Some more perspective on relative and historical slugging levels, but first …
What Is Slugging Percentage?
Slugging percentage is the total number of bases a batter gains through his at-bats in a given period, divided by his total number of at-bats over that duration.
The formula to calculate slugging percentage (or SLG) is:
SLG = [(# of singles) + 2*(# of doubles) + 3*(# of triples) + 4*(# of home runs)]/(# of at-bats)
This yields the average number of bases a batter collects per at-bat.
What Is a Good Slugging Percentage? Some Perspective
Back to our original question — what is a good slugging percentage?
Understanding the variation in that stat over time helps answer that query batter today’s batters.
For instance, the average slugging percentage over the course of baseball history has ranged from a low of .305 in 1908 to a high of .437 in 2020. If we focus on just the 21st century, through 2021, the average SLG has clocked in below .400 only twice (2013 and 2014) through 2021.
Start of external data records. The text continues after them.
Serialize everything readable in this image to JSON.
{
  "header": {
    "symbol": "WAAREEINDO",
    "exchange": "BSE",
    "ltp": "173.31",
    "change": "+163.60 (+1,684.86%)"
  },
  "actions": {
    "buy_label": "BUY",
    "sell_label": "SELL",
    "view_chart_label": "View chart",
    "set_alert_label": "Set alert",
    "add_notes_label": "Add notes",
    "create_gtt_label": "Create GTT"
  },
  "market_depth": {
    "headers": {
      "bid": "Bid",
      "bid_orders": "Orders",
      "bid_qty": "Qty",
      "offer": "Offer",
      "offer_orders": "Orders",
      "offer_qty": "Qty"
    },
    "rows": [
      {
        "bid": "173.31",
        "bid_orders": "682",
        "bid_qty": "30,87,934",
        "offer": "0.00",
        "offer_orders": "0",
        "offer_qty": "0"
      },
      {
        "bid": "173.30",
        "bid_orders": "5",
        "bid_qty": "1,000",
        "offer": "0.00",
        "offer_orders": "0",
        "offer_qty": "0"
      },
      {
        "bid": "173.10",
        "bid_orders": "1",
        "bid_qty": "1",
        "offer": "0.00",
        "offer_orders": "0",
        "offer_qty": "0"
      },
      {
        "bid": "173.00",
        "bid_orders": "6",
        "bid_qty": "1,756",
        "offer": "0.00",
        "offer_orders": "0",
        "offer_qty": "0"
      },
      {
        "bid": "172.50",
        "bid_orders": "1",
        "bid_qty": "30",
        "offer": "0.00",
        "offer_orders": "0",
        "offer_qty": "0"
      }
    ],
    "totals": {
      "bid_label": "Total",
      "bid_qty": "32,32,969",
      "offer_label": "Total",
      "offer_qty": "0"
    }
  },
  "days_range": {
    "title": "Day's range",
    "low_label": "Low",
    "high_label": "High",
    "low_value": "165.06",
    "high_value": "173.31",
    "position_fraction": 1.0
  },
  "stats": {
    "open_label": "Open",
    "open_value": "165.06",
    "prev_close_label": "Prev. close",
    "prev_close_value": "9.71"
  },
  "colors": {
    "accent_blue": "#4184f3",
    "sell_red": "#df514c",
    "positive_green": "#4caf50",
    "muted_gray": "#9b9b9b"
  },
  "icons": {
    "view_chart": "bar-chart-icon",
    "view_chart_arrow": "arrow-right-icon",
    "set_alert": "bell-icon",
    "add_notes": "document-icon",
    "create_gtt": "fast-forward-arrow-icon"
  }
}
Meanwhile, the highest slugging mark in baseball has ranged from a high of .863 in 2001 (Barry Bonds) to a low of .436 in 1919 (Hi Myers). Since 2000, no player has led his league with a slugging percentage lower than .550.
So, what is a good slugging percentage?
Slug over .450, and you’re well above average.
Bump that up to .500, and you’re performing at a star level.
Add another 50 points, to .550, and you just might be a league leader.